Data excerpts:
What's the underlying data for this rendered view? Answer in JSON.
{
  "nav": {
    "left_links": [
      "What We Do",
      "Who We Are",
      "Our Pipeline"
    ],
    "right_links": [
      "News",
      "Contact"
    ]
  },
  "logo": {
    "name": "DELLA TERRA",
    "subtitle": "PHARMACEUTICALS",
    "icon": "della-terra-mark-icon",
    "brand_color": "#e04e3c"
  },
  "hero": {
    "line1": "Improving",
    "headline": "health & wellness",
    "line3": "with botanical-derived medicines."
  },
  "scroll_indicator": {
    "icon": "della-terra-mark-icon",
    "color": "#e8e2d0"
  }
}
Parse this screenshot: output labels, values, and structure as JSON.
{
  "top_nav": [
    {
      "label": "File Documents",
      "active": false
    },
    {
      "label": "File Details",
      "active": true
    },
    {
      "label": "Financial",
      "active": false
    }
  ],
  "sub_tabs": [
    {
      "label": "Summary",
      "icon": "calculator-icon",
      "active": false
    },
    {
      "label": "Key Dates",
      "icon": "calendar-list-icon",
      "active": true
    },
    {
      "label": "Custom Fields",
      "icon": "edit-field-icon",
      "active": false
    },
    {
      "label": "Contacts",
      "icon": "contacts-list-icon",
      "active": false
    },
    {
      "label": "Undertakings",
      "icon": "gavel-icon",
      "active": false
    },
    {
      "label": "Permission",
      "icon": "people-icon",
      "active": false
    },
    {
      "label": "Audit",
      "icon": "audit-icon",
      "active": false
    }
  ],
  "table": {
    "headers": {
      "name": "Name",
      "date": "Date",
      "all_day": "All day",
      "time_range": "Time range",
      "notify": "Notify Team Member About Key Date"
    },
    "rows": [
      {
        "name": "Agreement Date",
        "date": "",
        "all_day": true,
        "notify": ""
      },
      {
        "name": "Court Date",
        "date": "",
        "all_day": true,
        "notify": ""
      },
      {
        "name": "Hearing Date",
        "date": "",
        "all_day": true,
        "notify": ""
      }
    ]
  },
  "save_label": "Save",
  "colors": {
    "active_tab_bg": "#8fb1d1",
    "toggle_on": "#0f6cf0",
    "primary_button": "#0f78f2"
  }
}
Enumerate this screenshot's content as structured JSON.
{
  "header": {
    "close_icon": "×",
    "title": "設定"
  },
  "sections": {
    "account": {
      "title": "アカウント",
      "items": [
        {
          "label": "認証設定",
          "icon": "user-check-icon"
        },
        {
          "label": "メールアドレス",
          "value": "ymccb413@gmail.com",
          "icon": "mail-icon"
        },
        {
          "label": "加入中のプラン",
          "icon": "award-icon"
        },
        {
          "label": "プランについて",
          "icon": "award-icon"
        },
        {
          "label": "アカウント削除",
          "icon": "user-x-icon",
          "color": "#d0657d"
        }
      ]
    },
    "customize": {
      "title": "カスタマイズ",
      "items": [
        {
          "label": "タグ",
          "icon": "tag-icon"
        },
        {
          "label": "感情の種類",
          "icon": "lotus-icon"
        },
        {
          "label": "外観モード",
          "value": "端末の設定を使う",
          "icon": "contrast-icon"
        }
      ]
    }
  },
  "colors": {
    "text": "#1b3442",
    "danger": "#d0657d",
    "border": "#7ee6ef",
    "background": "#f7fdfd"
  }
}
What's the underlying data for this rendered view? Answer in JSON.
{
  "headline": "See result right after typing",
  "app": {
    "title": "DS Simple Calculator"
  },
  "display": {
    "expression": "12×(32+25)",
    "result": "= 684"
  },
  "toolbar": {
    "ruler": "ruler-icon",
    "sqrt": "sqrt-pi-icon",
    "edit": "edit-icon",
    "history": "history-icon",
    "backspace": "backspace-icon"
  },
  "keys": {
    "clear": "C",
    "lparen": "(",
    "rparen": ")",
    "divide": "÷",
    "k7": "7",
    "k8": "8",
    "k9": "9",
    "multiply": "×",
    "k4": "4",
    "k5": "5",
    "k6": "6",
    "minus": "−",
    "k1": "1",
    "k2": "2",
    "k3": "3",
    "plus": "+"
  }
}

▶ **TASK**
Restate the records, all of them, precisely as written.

▶ **THE COMPLETED TASK**
What's the underlying data for this rendered view? Answer in JSON.
{
  "nav": {
    "left_links": [
      "What We Do",
      "Who We Are",
      "Our Pipeline"
    ],
    "right_links": [
      "News",
      "Contact"
    ]
  },
  "logo": {
    "name": "DELLA TERRA",
    "subtitle": "PHARMACEUTICALS",
    "icon": "della-terra-mark-icon",
    "brand_color": "#e04e3c"
  },
  "hero": {
    "line1": "Improving",
    "headline": "health & wellness",
    "line3": "with botanical-derived medicines."
  },
  "scroll_indicator": {
    "icon": "della-terra-mark-icon",
    "color": "#e8e2d0"
  }
}
Parse this screenshot: output labels, values, and structure as JSON.
{
  "top_nav": [
    {
      "label": "File Documents",
      "active": false
    },
    {
      "label": "File Details",
      "active": true
    },
    {
      "label": "Financial",
      "active": false
    }
  ],
  "sub_tabs": [
    {
      "label": "Summary",
      "icon": "calculator-icon",
      "active": false
    },
    {
      "label": "Key Dates",
      "icon": "calendar-list-icon",
      "active": true
    },
    {
      "label": "Custom Fields",
      "icon": "edit-field-icon",
      "active": false
    },
    {
      "label": "Contacts",
      "icon": "contacts-list-icon",
      "active": false
    },
    {
      "label": "Undertakings",
      "icon": "gavel-icon",
      "active": false
    },
    {
      "label": "Permission",
      "icon": "people-icon",
      "active": false
    },
    {
      "label": "Audit",
      "icon": "audit-icon",
      "active": false
    }
  ],
  "table": {
    "headers": {
      "name": "Name",
      "date": "Date",
      "all_day": "All day",
      "time_range": "Time range",
      "notify": "Notify Team Member About Key Date"
    },
    "rows": [
      {
        "name": "Agreement Date",
        "date": "",
        "all_day": true,
        "notify": ""
      },
      {
        "name": "Court Date",
        "date": "",
        "all_day": true,
        "notify": ""
      },
      {
        "name": "Hearing Date",
        "date": "",
        "all_day": true,
        "notify": ""
      }
    ]
  },
  "save_label": "Save",
  "colors": {
    "active_tab_bg": "#8fb1d1",
    "toggle_on": "#0f6cf0",
    "primary_button": "#0f78f2"
  }
}
Enumerate this screenshot's content as structured JSON.
{
  "header": {
    "close_icon": "×",
    "title": "設定"
  },
  "sections": {
    "account": {
      "title": "アカウント",
      "items": [
        {
          "label": "認証設定",
          "icon": "user-check-icon"
        },
        {
          "label": "メールアドレス",
          "value": "ymccb413@gmail.com",
          "icon": "mail-icon"
        },
        {
          "label": "加入中のプラン",
          "icon": "award-icon"
        },
        {
          "label": "プランについて",
          "icon": "award-icon"
        },
        {
          "label": "アカウント削除",
          "icon": "user-x-icon",
          "color": "#d0657d"
        }
      ]
    },
    "customize": {
      "title": "カスタマイズ",
      "items": [
        {
          "label": "タグ",
          "icon": "tag-icon"
        },
        {
          "label": "感情の種類",
          "icon": "lotus-icon"
        },
        {
          "label": "外観モード",
          "value": "端末の設定を使う",
          "icon": "contrast-icon"
        }
      ]
    }
  },
  "colors": {
    "text": "#1b3442",
    "danger": "#d0657d",
    "border": "#7ee6ef",
    "background": "#f7fdfd"
  }
}
What's the underlying data for this rendered view? Answer in JSON.
{
  "headline": "See result right after typing",
  "app": {
    "title": "DS Simple Calculator"
  },
  "display": {
    "expression": "12×(32+25)",
    "result": "= 684"
  },
  "toolbar": {
    "ruler": "ruler-icon",
    "sqrt": "sqrt-pi-icon",
    "edit": "edit-icon",
    "history": "history-icon",
    "backspace": "backspace-icon"
  },
  "keys": {
    "clear": "C",
    "lparen": "(",
    "rparen": ")",
    "divide": "÷",
    "k7": "7",
    "k8": "8",
    "k9": "9",
    "multiply": "×",
    "k4": "4",
    "k5": "5",
    "k6": "6",
    "minus": "−",
    "k1": "1",
    "k2": "2",
    "k3": "3",
    "plus": "+"
  }
}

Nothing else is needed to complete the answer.